Monday, December 21, 2009

Christmas Music

Here in Utah, we have two radio stations that play Christmas music exclusively at this time of year. They’re big competitors, and they’re always trying to get the jump on the other. When they started, FM100 was playing 100 hours of Christmas music (therefore starting about 4 days before Christmas). Then 106.5 decided to get in on the game and started earlier. As they continually try to “one-up” each other, the date continually moves up. This year, they started before Halloween. Next year, they’re going to start around Labor Day.

As I’ve listened to the holiday cheer, I’ve noticed that Christmas songs seem to fall into roughly four categories for me. Though some can be put in more than one category, there are a few clear lines.

First, there are the traditional, “classic” songs. You know, White Christmas, Have Yourself a Merry Little Christmas, Joy to the World, Deck the Halls, Oh Holy Night, etc. The good stuff. The ones that every artist has to sing. The ones that I can still imagine being played on a record player.

Second, there are the classic songs that have nothing to do with Christmas. Winter Wonderland, Sleigh Ride, Jingle Bells, Frosty the Snowman, Let it Snow. They’re fun songs, but they’re actually songs about winter in general. So, why don’t we hear them in January? My January could use a little cheering up with “Winter Carols.” And while we’re talking about Christmas songs that aren’t really Christmas songs, what’s up with playing “Favorite Things” at Christmas? I mean, it came from the Sound of Music. Do they even have a winter scene in that show? Wikipedia notes the following: “The wintertime imagery of some of the lyrics has made ‘My Favorite Things’ a popular song during the Christmas season … although in the show and movie it is sung during a summer thunderstorm.” Uh-huh. A summer thunderstorm. Can’t think of anything more Christmas-y than that!

Third, there are the Santa songs. Rudolph the Red Nosed Reindeer, Up on the Housetop, Santa Claus is Coming to Town, Here Comes Santa Claus, Jolly Old St Nicholas, Santa Baby. Again, fun songs that deal only with the commercialization of Christmas, avoiding the “reason for the season.” These are the ones that kids are still allowed to sing in public schools.

Then there are the new songs. Ah the new songs. While there are some that I enjoy (generally the ones by BNL), most of them drive me crazy. Christmas Shoes; Do they Know it’s Christmas?; So This is Christmas; Grownup Christmas List; Last Christmas. I don’t know why, but these songs just grate on my nerves. Maybe it’s because they’re played all too often on the radio at this time of year. Maybe it’s because I have no memory linking them to wonderful Christmases in the past.

Or maybe it’s just because they’re stupid songs.

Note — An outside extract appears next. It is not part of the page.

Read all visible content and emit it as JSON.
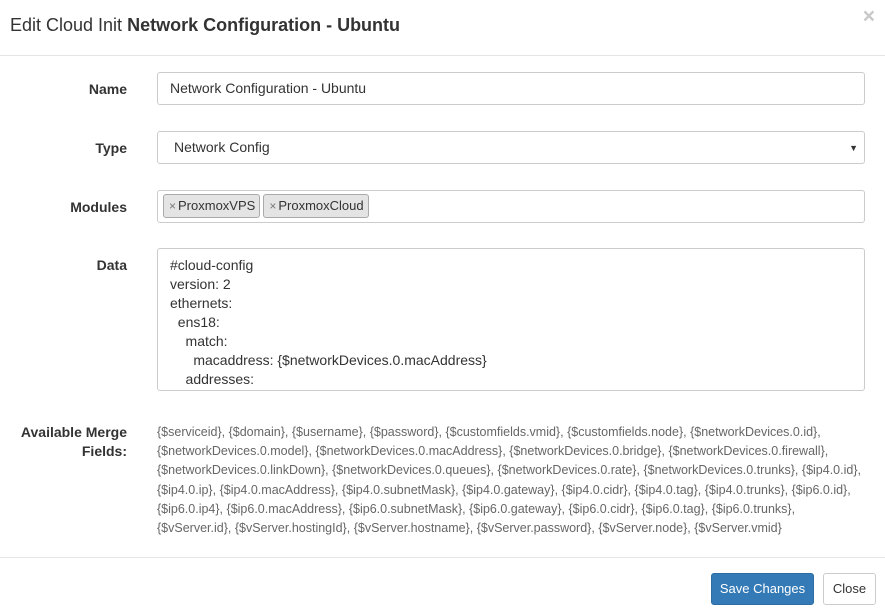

For example: “Do They Know it’s Christmas?” This is a song that focuses on those less fortunate than us, specifically those in Africa. While I appreciate the sentiment and the charge to “feed the world,” I find it humorous that the song points out that “there won’t be snow in Africa this Christmas.” Well, duh! When was the last time they had snow in Africa? And why on earth is it a bad thing that they’re not getting any this year? I mean, really, have the writers of this song ever been in snow? Would you really want to wish it on a people who are in no way prepared to handle it?

Wanna know what’s on my Grownup Christmas List? An ITunes card, some clothes, jewelry, books.

And of course, World Peace.